*Material for this exercise:*

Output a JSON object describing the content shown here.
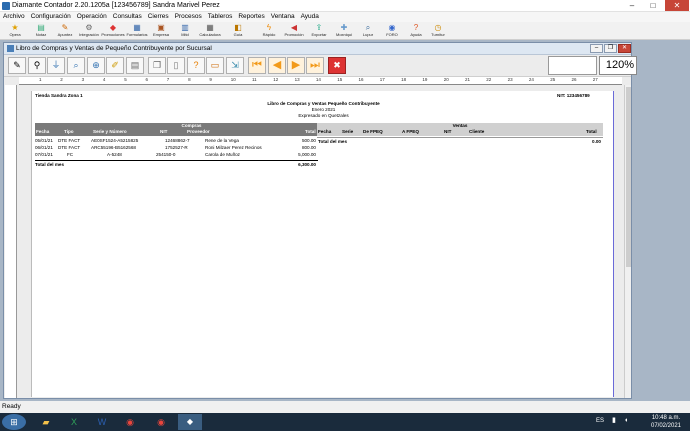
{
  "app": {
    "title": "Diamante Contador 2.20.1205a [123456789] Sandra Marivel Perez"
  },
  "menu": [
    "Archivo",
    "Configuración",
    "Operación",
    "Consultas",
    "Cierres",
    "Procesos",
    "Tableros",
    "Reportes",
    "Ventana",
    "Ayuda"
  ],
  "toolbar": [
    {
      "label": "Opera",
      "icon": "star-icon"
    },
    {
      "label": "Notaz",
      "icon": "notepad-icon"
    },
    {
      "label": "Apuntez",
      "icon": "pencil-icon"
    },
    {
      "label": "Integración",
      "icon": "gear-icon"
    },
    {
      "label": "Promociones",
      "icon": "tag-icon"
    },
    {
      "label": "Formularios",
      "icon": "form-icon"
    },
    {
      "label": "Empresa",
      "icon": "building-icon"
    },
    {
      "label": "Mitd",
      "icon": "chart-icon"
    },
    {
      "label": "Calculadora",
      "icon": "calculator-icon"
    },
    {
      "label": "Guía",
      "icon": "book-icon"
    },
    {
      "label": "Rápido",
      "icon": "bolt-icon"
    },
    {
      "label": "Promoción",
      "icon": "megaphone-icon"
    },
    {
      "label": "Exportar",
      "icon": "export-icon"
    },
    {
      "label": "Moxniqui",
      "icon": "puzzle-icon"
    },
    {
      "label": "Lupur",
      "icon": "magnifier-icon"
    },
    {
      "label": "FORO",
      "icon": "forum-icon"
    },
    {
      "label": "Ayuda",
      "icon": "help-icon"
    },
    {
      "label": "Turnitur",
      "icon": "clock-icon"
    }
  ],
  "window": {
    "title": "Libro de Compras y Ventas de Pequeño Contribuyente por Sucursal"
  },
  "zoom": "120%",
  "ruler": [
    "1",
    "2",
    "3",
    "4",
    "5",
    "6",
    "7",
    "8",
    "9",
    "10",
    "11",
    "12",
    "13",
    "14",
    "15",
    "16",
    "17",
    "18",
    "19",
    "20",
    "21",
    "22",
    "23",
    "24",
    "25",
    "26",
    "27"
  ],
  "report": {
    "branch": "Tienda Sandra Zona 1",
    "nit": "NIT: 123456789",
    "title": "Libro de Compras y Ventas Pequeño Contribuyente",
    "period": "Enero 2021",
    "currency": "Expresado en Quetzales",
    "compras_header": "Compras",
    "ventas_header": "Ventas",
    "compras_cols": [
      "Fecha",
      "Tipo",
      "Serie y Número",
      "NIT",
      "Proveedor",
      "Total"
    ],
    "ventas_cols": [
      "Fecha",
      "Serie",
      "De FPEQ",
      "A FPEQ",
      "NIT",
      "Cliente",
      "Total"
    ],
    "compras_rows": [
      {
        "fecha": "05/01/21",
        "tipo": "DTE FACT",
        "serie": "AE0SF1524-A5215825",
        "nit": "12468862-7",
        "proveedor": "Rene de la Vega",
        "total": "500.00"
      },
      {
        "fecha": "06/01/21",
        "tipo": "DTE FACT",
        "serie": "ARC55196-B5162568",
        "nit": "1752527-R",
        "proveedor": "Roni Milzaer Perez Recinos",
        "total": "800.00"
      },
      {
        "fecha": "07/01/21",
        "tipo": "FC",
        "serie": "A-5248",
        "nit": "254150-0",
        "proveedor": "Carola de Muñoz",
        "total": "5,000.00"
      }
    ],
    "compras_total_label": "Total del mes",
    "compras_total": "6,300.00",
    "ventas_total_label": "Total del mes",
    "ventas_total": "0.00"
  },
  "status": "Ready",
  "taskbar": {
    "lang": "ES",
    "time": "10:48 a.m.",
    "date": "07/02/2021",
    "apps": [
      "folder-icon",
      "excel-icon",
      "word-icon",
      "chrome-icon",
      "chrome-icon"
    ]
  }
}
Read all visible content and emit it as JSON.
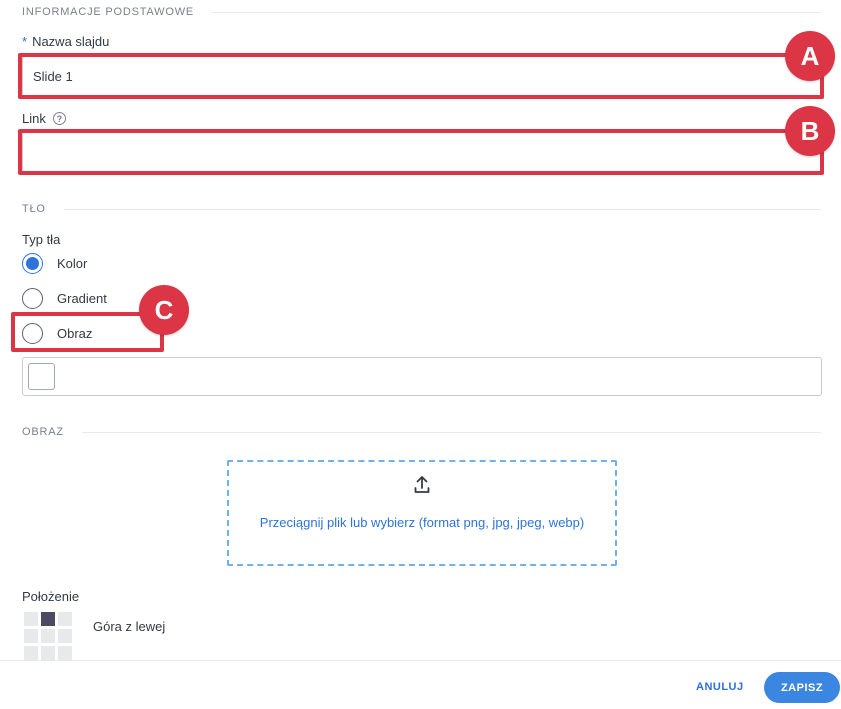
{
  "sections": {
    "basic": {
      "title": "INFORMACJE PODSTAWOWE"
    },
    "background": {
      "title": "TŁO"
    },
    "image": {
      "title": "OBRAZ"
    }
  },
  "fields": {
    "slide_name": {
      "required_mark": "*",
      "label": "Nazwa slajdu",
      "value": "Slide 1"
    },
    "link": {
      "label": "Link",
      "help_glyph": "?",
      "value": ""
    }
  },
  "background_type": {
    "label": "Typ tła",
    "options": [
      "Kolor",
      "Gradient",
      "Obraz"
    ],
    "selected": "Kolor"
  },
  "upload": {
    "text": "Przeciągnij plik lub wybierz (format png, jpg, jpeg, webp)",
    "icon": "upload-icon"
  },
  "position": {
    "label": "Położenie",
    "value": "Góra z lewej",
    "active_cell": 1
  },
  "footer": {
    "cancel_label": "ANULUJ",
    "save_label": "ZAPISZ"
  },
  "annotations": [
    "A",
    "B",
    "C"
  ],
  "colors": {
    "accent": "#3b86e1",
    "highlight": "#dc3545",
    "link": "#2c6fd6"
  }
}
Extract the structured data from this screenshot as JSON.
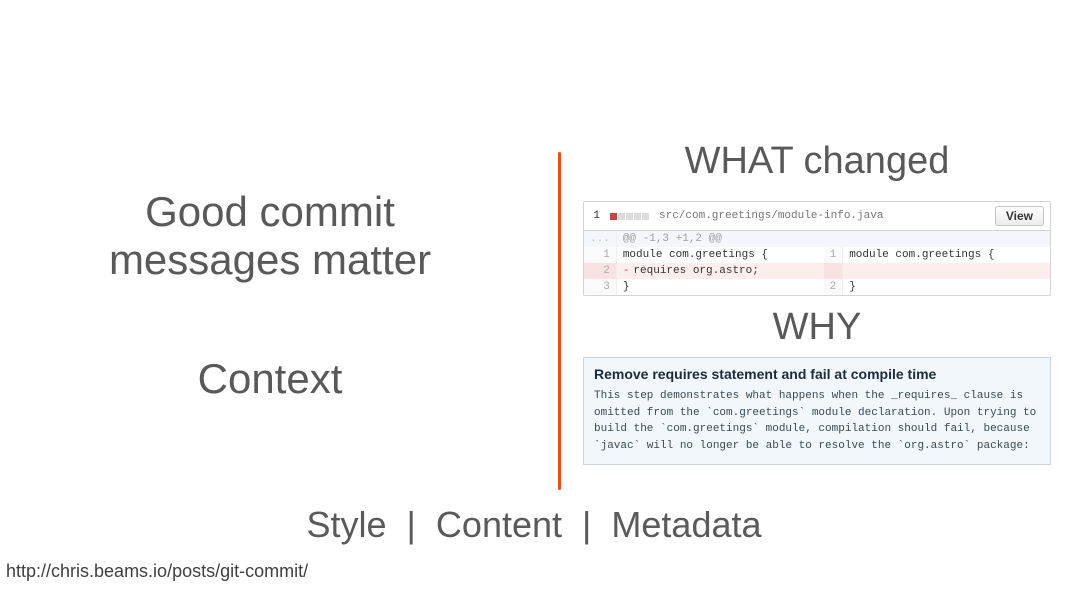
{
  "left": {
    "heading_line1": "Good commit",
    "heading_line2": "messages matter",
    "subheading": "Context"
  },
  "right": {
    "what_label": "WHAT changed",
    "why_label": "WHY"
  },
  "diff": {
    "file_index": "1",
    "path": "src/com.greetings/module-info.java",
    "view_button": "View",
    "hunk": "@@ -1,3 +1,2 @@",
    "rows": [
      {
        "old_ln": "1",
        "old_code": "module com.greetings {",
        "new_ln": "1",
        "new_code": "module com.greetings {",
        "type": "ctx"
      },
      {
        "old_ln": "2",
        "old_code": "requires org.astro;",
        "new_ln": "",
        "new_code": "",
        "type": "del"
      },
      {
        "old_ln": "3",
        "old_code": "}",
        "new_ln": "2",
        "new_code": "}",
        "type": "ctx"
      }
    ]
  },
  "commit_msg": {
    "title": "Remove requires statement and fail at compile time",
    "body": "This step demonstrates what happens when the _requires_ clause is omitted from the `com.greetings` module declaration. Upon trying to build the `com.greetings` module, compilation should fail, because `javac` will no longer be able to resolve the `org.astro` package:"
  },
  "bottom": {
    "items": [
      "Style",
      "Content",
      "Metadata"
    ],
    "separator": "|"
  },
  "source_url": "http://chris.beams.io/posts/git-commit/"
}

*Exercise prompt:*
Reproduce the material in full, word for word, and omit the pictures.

*Solved problem:*
Output a JSON object describing the content shown here.
{
  "app": {
    "title": "Diamante Contador 2.20.1205a [123456789] Sandra Marivel Perez"
  },
  "menu": [
    "Archivo",
    "Configuración",
    "Operación",
    "Consultas",
    "Cierres",
    "Procesos",
    "Tableros",
    "Reportes",
    "Ventana",
    "Ayuda"
  ],
  "toolbar": [
    {
      "label": "Opera",
      "icon": "star-icon"
    },
    {
      "label": "Notaz",
      "icon": "notepad-icon"
    },
    {
      "label": "Apuntez",
      "icon": "pencil-icon"
    },
    {
      "label": "Integración",
      "icon": "gear-icon"
    },
    {
      "label": "Promociones",
      "icon": "tag-icon"
    },
    {
      "label": "Formularios",
      "icon": "form-icon"
    },
    {
      "label": "Empresa",
      "icon": "building-icon"
    },
    {
      "label": "Mitd",
      "icon": "chart-icon"
    },
    {
      "label": "Calculadora",
      "icon": "calculator-icon"
    },
    {
      "label": "Guía",
      "icon": "book-icon"
    },
    {
      "label": "Rápido",
      "icon": "bolt-icon"
    },
    {
      "label": "Promoción",
      "icon": "megaphone-icon"
    },
    {
      "label": "Exportar",
      "icon": "export-icon"
    },
    {
      "label": "Moxniqui",
      "icon": "puzzle-icon"
    },
    {
      "label": "Lupur",
      "icon": "magnifier-icon"
    },
    {
      "label": "FORO",
      "icon": "forum-icon"
    },
    {
      "label": "Ayuda",
      "icon": "help-icon"
    },
    {
      "label": "Turnitur",
      "icon": "clock-icon"
    }
  ],
  "window": {
    "title": "Libro de Compras y Ventas de Pequeño Contribuyente por Sucursal"
  },
  "zoom": "120%",
  "ruler": [
    "1",
    "2",
    "3",
    "4",
    "5",
    "6",
    "7",
    "8",
    "9",
    "10",
    "11",
    "12",
    "13",
    "14",
    "15",
    "16",
    "17",
    "18",
    "19",
    "20",
    "21",
    "22",
    "23",
    "24",
    "25",
    "26",
    "27"
  ],
  "report": {
    "branch": "Tienda Sandra Zona 1",
    "nit": "NIT: 123456789",
    "title": "Libro de Compras y Ventas Pequeño Contribuyente",
    "period": "Enero 2021",
    "currency": "Expresado en Quetzales",
    "compras_header": "Compras",
    "ventas_header": "Ventas",
    "compras_cols": [
      "Fecha",
      "Tipo",
      "Serie y Número",
      "NIT",
      "Proveedor",
      "Total"
    ],
    "ventas_cols": [
      "Fecha",
      "Serie",
      "De FPEQ",
      "A FPEQ",
      "NIT",
      "Cliente",
      "Total"
    ],
    "compras_rows": [
      {
        "fecha": "05/01/21",
        "tipo": "DTE FACT",
        "serie": "AE0SF1524-A5215825",
        "nit": "12468862-7",
        "proveedor": "Rene de la Vega",
        "total": "500.00"
      },
      {
        "fecha": "06/01/21",
        "tipo": "DTE FACT",
        "serie": "ARC55196-B5162568",
        "nit": "1752527-R",
        "proveedor": "Roni Milzaer Perez Recinos",
        "total": "800.00"
      },
      {
        "fecha": "07/01/21",
        "tipo": "FC",
        "serie": "A-5248",
        "nit": "254150-0",
        "proveedor": "Carola de Muñoz",
        "total": "5,000.00"
      }
    ],
    "compras_total_label": "Total del mes",
    "compras_total": "6,300.00",
    "ventas_total_label": "Total del mes",
    "ventas_total": "0.00"
  },
  "status": "Ready",
  "taskbar": {
    "lang": "ES",
    "time": "10:48 a.m.",
    "date": "07/02/2021",
    "apps": [
      "folder-icon",
      "excel-icon",
      "word-icon",
      "chrome-icon",
      "chrome-icon"
    ]
  }
}
Read all visible content and emit it as JSON.
{
  "sections": {
    "basic": {
      "title": "INFORMACJE PODSTAWOWE"
    },
    "background": {
      "title": "TŁO"
    },
    "image": {
      "title": "OBRAZ"
    }
  },
  "fields": {
    "slide_name": {
      "required_mark": "*",
      "label": "Nazwa slajdu",
      "value": "Slide 1"
    },
    "link": {
      "label": "Link",
      "help_glyph": "?",
      "value": ""
    }
  },
  "background_type": {
    "label": "Typ tła",
    "options": [
      "Kolor",
      "Gradient",
      "Obraz"
    ],
    "selected": "Kolor"
  },
  "upload": {
    "text": "Przeciągnij plik lub wybierz (format png, jpg, jpeg, webp)",
    "icon": "upload-icon"
  },
  "position": {
    "label": "Położenie",
    "value": "Góra z lewej",
    "active_cell": 1
  },
  "footer": {
    "cancel_label": "ANULUJ",
    "save_label": "ZAPISZ"
  },
  "annotations": [
    "A",
    "B",
    "C"
  ],
  "colors": {
    "accent": "#3b86e1",
    "highlight": "#dc3545",
    "link": "#2c6fd6"
  }
}
Extract the structured data from this screenshot as JSON.
{
  "left": {
    "heading_line1": "Good commit",
    "heading_line2": "messages matter",
    "subheading": "Context"
  },
  "right": {
    "what_label": "WHAT changed",
    "why_label": "WHY"
  },
  "diff": {
    "file_index": "1",
    "path": "src/com.greetings/module-info.java",
    "view_button": "View",
    "hunk": "@@ -1,3 +1,2 @@",
    "rows": [
      {
        "old_ln": "1",
        "old_code": "module com.greetings {",
        "new_ln": "1",
        "new_code": "module com.greetings {",
        "type": "ctx"
      },
      {
        "old_ln": "2",
        "old_code": "requires org.astro;",
        "new_ln": "",
        "new_code": "",
        "type": "del"
      },
      {
        "old_ln": "3",
        "old_code": "}",
        "new_ln": "2",
        "new_code": "}",
        "type": "ctx"
      }
    ]
  },
  "commit_msg": {
    "title": "Remove requires statement and fail at compile time",
    "body": "This step demonstrates what happens when the _requires_ clause is omitted from the `com.greetings` module declaration. Upon trying to build the `com.greetings` module, compilation should fail, because `javac` will no longer be able to resolve the `org.astro` package:"
  },
  "bottom": {
    "items": [
      "Style",
      "Content",
      "Metadata"
    ],
    "separator": "|"
  },
  "source_url": "http://chris.beams.io/posts/git-commit/"
}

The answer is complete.